TASK PROMPT
From the listing below, pull out every line where the string "label" appears.

EXTRACTED RECORDS
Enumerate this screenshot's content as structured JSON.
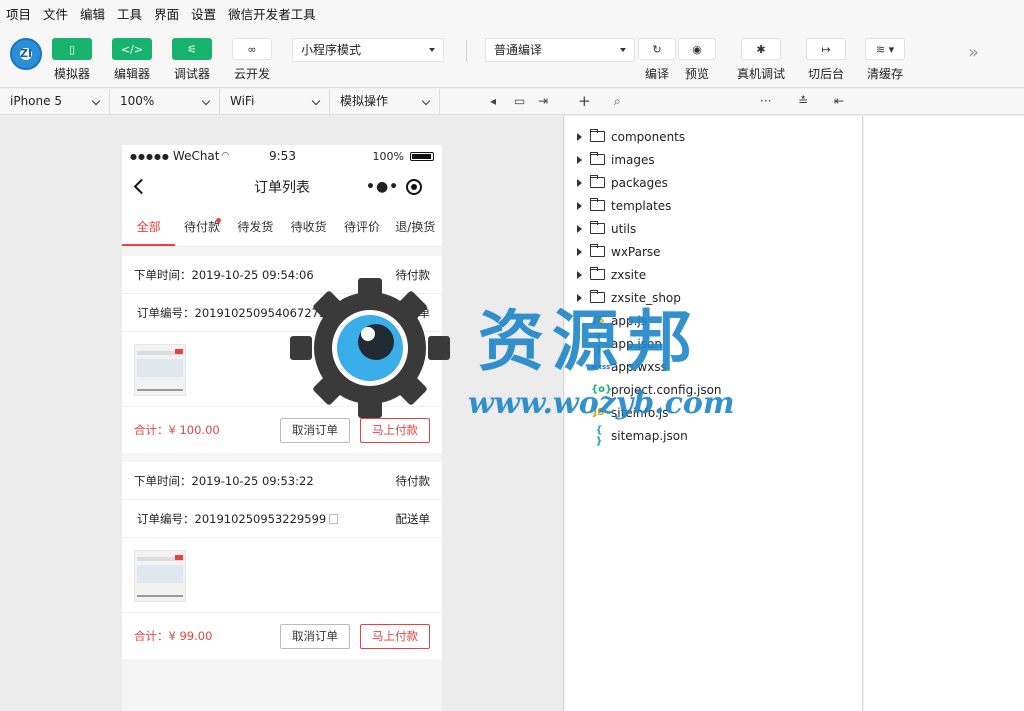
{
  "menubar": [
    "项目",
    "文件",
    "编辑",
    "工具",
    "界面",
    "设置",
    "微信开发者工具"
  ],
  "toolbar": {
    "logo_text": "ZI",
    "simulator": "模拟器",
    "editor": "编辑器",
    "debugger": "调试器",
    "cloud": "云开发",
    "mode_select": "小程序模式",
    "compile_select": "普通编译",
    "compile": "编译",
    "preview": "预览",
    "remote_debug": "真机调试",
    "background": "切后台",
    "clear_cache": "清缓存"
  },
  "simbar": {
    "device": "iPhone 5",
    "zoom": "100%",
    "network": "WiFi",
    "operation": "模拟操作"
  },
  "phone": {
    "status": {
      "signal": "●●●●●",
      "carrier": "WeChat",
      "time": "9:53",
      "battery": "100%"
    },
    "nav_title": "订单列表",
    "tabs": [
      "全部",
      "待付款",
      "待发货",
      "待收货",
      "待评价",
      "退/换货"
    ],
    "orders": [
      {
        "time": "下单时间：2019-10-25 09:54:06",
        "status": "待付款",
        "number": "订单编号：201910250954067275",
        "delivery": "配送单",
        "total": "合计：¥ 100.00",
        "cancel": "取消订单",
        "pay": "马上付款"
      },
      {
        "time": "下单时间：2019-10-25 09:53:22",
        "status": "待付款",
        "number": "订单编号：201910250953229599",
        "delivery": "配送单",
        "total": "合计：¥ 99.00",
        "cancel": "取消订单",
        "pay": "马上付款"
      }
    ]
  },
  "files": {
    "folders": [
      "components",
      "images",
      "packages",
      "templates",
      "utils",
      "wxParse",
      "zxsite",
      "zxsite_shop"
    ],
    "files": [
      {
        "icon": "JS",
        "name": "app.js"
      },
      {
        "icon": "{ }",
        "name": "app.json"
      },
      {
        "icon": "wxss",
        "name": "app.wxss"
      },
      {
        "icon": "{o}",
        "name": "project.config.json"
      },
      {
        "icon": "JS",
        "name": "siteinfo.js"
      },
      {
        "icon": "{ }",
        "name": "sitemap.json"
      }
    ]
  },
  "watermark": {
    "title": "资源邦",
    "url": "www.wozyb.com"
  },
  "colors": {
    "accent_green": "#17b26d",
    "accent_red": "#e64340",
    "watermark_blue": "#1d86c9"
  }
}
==
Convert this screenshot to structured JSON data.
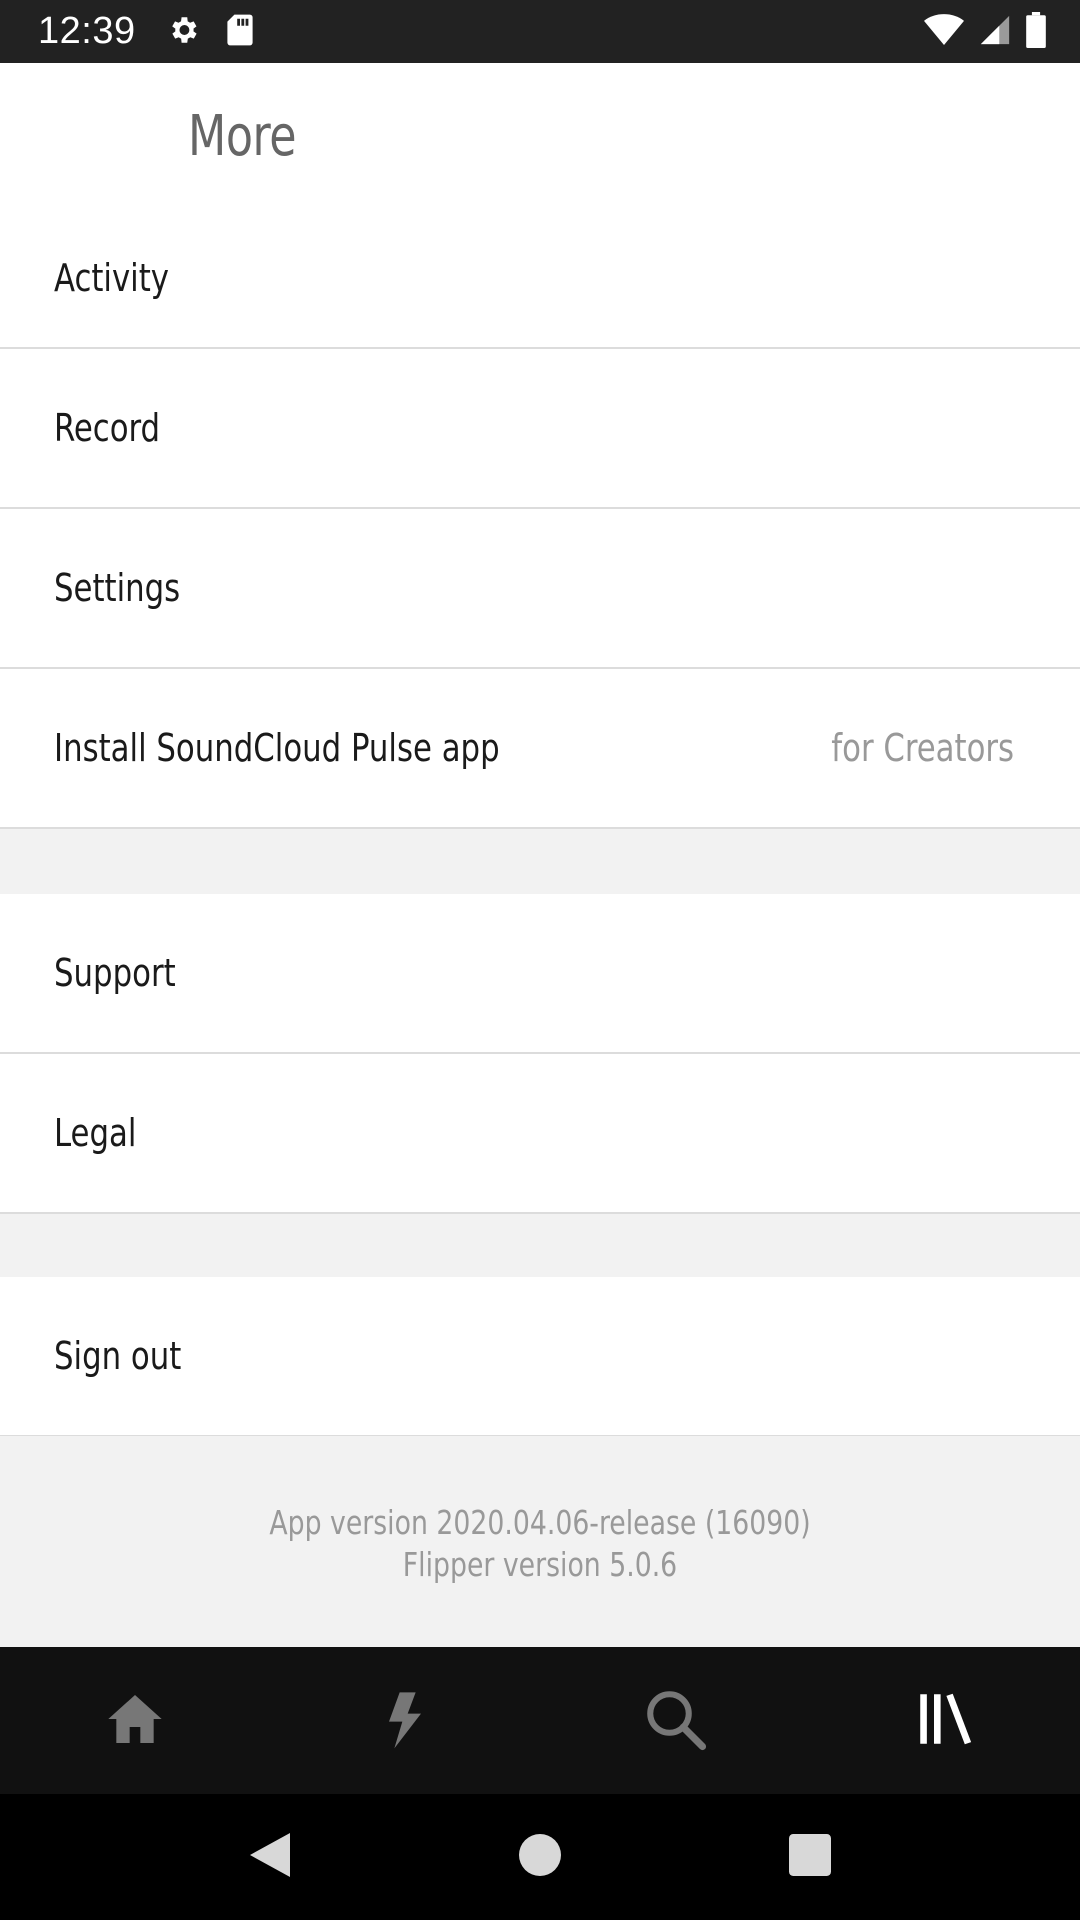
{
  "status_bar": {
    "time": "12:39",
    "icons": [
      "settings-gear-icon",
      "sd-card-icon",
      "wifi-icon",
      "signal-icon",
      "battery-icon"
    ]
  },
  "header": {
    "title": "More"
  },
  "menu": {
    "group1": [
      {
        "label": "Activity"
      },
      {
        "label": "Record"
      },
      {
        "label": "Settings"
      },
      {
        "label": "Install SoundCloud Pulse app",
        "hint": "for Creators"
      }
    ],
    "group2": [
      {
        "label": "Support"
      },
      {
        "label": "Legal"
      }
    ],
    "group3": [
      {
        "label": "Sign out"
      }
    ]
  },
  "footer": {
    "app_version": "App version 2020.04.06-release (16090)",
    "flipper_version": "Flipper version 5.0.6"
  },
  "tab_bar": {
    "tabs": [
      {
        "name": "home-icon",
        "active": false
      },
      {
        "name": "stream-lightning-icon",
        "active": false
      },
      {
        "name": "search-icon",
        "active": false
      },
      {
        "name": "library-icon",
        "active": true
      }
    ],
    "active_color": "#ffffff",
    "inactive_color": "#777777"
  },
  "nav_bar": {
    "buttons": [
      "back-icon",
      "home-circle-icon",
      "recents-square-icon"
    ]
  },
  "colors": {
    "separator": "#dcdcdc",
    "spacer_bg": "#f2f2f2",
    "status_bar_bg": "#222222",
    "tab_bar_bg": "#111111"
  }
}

RESPONSE TO THIS EXERCISE
        "label": "Activity"
        "label": "Record"
        "label": "Settings"
        "label": "Install SoundCloud Pulse app",
        "label": "Support"
        "label": "Legal"
        "label": "Sign out"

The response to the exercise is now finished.